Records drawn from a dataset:

>>>

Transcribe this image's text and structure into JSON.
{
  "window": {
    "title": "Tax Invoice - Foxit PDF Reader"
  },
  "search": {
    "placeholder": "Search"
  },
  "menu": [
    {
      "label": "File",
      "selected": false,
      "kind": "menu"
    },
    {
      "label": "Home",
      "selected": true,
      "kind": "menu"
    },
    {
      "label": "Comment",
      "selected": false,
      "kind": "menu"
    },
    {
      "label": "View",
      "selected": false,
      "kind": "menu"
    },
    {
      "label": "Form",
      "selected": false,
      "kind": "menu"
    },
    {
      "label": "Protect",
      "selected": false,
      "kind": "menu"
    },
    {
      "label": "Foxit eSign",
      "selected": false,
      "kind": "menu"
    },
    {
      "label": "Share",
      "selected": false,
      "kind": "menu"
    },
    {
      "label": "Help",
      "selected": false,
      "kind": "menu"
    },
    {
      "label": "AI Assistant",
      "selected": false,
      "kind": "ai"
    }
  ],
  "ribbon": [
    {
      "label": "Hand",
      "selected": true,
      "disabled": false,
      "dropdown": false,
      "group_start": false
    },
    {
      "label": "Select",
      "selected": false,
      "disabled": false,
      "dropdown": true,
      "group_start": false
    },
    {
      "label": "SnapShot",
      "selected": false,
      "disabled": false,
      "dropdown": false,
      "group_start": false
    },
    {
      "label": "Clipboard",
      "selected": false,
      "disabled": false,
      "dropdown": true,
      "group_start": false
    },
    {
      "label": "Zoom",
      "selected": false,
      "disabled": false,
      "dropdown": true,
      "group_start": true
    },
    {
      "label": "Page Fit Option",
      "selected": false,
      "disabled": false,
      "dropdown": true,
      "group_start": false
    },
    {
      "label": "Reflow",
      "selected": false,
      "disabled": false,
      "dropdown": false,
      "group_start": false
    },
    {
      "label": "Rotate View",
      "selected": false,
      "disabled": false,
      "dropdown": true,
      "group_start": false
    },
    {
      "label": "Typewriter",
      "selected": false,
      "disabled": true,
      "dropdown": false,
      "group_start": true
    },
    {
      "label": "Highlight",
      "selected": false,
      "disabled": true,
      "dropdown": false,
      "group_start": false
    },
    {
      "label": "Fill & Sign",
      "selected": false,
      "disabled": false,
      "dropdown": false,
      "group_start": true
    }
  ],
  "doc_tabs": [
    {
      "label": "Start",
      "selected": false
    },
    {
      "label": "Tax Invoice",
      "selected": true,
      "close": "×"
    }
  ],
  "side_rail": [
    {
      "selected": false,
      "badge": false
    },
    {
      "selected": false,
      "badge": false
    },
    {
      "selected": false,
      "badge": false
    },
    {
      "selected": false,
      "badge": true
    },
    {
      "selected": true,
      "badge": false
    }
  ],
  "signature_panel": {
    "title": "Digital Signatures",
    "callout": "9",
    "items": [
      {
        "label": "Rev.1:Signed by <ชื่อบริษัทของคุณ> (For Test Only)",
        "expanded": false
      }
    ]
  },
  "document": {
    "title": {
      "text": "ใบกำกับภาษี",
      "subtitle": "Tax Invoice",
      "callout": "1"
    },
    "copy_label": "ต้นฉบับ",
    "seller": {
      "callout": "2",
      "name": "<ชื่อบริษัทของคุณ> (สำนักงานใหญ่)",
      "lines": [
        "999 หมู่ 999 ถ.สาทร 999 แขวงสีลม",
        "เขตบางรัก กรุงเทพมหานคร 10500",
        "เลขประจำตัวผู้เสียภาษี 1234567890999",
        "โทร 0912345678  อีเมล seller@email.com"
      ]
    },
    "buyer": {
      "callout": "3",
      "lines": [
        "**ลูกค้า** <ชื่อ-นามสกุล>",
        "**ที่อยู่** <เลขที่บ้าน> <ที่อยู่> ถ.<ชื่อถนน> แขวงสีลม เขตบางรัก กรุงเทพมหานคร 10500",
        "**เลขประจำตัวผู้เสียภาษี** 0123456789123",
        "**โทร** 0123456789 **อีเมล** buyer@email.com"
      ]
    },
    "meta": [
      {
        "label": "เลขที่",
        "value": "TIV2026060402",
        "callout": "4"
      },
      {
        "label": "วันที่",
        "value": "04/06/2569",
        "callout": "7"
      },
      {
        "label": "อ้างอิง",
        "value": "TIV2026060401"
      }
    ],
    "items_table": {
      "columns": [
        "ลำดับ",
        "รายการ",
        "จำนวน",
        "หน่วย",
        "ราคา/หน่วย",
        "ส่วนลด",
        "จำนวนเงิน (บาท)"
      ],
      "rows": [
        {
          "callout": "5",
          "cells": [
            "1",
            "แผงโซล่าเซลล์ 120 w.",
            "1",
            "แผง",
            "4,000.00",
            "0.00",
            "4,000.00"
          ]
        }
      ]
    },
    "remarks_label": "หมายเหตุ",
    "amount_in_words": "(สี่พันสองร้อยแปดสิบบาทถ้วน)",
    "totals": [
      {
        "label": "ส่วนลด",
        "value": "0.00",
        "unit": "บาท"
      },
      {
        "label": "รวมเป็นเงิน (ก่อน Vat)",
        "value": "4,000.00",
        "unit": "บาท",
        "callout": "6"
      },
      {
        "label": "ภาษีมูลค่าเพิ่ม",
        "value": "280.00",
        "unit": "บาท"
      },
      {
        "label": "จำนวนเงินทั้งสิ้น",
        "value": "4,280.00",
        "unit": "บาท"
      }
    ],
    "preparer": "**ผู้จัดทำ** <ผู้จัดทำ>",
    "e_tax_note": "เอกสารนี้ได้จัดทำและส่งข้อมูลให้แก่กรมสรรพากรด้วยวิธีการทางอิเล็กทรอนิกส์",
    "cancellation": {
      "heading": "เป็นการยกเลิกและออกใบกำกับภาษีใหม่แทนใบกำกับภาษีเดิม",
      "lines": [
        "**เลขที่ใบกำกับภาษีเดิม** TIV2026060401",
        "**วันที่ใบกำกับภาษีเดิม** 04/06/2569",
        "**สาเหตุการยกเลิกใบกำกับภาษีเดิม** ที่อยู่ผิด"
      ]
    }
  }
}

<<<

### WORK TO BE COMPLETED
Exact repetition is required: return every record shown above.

### SOLUTION BELOW
Transcribe this image's text and structure into JSON.
{
  "window": {
    "title": "Tax Invoice - Foxit PDF Reader"
  },
  "search": {
    "placeholder": "Search"
  },
  "menu": [
    {
      "label": "File",
      "selected": false,
      "kind": "menu"
    },
    {
      "label": "Home",
      "selected": true,
      "kind": "menu"
    },
    {
      "label": "Comment",
      "selected": false,
      "kind": "menu"
    },
    {
      "label": "View",
      "selected": false,
      "kind": "menu"
    },
    {
      "label": "Form",
      "selected": false,
      "kind": "menu"
    },
    {
      "label": "Protect",
      "selected": false,
      "kind": "menu"
    },
    {
      "label": "Foxit eSign",
      "selected": false,
      "kind": "menu"
    },
    {
      "label": "Share",
      "selected": false,
      "kind": "menu"
    },
    {
      "label": "Help",
      "selected": false,
      "kind": "menu"
    },
    {
      "label": "AI Assistant",
      "selected": false,
      "kind": "ai"
    }
  ],
  "ribbon": [
    {
      "label": "Hand",
      "selected": true,
      "disabled": false,
      "dropdown": false,
      "group_start": false
    },
    {
      "label": "Select",
      "selected": false,
      "disabled": false,
      "dropdown": true,
      "group_start": false
    },
    {
      "label": "SnapShot",
      "selected": false,
      "disabled": false,
      "dropdown": false,
      "group_start": false
    },
    {
      "label": "Clipboard",
      "selected": false,
      "disabled": false,
      "dropdown": true,
      "group_start": false
    },
    {
      "label": "Zoom",
      "selected": false,
      "disabled": false,
      "dropdown": true,
      "group_start": true
    },
    {
      "label": "Page Fit Option",
      "selected": false,
      "disabled": false,
      "dropdown": true,
      "group_start": false
    },
    {
      "label": "Reflow",
      "selected": false,
      "disabled": false,
      "dropdown": false,
      "group_start": false
    },
    {
      "label": "Rotate View",
      "selected": false,
      "disabled": false,
      "dropdown": true,
      "group_start": false
    },
    {
      "label": "Typewriter",
      "selected": false,
      "disabled": true,
      "dropdown": false,
      "group_start": true
    },
    {
      "label": "Highlight",
      "selected": false,
      "disabled": true,
      "dropdown": false,
      "group_start": false
    },
    {
      "label": "Fill & Sign",
      "selected": false,
      "disabled": false,
      "dropdown": false,
      "group_start": true
    }
  ],
  "doc_tabs": [
    {
      "label": "Start",
      "selected": false
    },
    {
      "label": "Tax Invoice",
      "selected": true,
      "close": "×"
    }
  ],
  "side_rail": [
    {
      "selected": false,
      "badge": false
    },
    {
      "selected": false,
      "badge": false
    },
    {
      "selected": false,
      "badge": false
    },
    {
      "selected": false,
      "badge": true
    },
    {
      "selected": true,
      "badge": false
    }
  ],
  "signature_panel": {
    "title": "Digital Signatures",
    "callout": "9",
    "items": [
      {
        "label": "Rev.1:Signed by <ชื่อบริษัทของคุณ> (For Test Only)",
        "expanded": false
      }
    ]
  },
  "document": {
    "title": {
      "text": "ใบกำกับภาษี",
      "subtitle": "Tax Invoice",
      "callout": "1"
    },
    "copy_label": "ต้นฉบับ",
    "seller": {
      "callout": "2",
      "name": "<ชื่อบริษัทของคุณ> (สำนักงานใหญ่)",
      "lines": [
        "999 หมู่ 999 ถ.สาทร 999 แขวงสีลม",
        "เขตบางรัก กรุงเทพมหานคร 10500",
        "เลขประจำตัวผู้เสียภาษี 1234567890999",
        "โทร 0912345678  อีเมล seller@email.com"
      ]
    },
    "buyer": {
      "callout": "3",
      "lines": [
        "**ลูกค้า** <ชื่อ-นามสกุล>",
        "**ที่อยู่** <เลขที่บ้าน> <ที่อยู่> ถ.<ชื่อถนน> แขวงสีลม เขตบางรัก กรุงเทพมหานคร 10500",
        "**เลขประจำตัวผู้เสียภาษี** 0123456789123",
        "**โทร** 0123456789 **อีเมล** buyer@email.com"
      ]
    },
    "meta": [
      {
        "label": "เลขที่",
        "value": "TIV2026060402",
        "callout": "4"
      },
      {
        "label": "วันที่",
        "value": "04/06/2569",
        "callout": "7"
      },
      {
        "label": "อ้างอิง",
        "value": "TIV2026060401"
      }
    ],
    "items_table": {
      "columns": [
        "ลำดับ",
        "รายการ",
        "จำนวน",
        "หน่วย",
        "ราคา/หน่วย",
        "ส่วนลด",
        "จำนวนเงิน (บาท)"
      ],
      "rows": [
        {
          "callout": "5",
          "cells": [
            "1",
            "แผงโซล่าเซลล์ 120 w.",
            "1",
            "แผง",
            "4,000.00",
            "0.00",
            "4,000.00"
          ]
        }
      ]
    },
    "remarks_label": "หมายเหตุ",
    "amount_in_words": "(สี่พันสองร้อยแปดสิบบาทถ้วน)",
    "totals": [
      {
        "label": "ส่วนลด",
        "value": "0.00",
        "unit": "บาท"
      },
      {
        "label": "รวมเป็นเงิน (ก่อน Vat)",
        "value": "4,000.00",
        "unit": "บาท",
        "callout": "6"
      },
      {
        "label": "ภาษีมูลค่าเพิ่ม",
        "value": "280.00",
        "unit": "บาท"
      },
      {
        "label": "จำนวนเงินทั้งสิ้น",
        "value": "4,280.00",
        "unit": "บาท"
      }
    ],
    "preparer": "**ผู้จัดทำ** <ผู้จัดทำ>",
    "e_tax_note": "เอกสารนี้ได้จัดทำและส่งข้อมูลให้แก่กรมสรรพากรด้วยวิธีการทางอิเล็กทรอนิกส์",
    "cancellation": {
      "heading": "เป็นการยกเลิกและออกใบกำกับภาษีใหม่แทนใบกำกับภาษีเดิม",
      "lines": [
        "**เลขที่ใบกำกับภาษีเดิม** TIV2026060401",
        "**วันที่ใบกำกับภาษีเดิม** 04/06/2569",
        "**สาเหตุการยกเลิกใบกำกับภาษีเดิม** ที่อยู่ผิด"
      ]
    }
  }
}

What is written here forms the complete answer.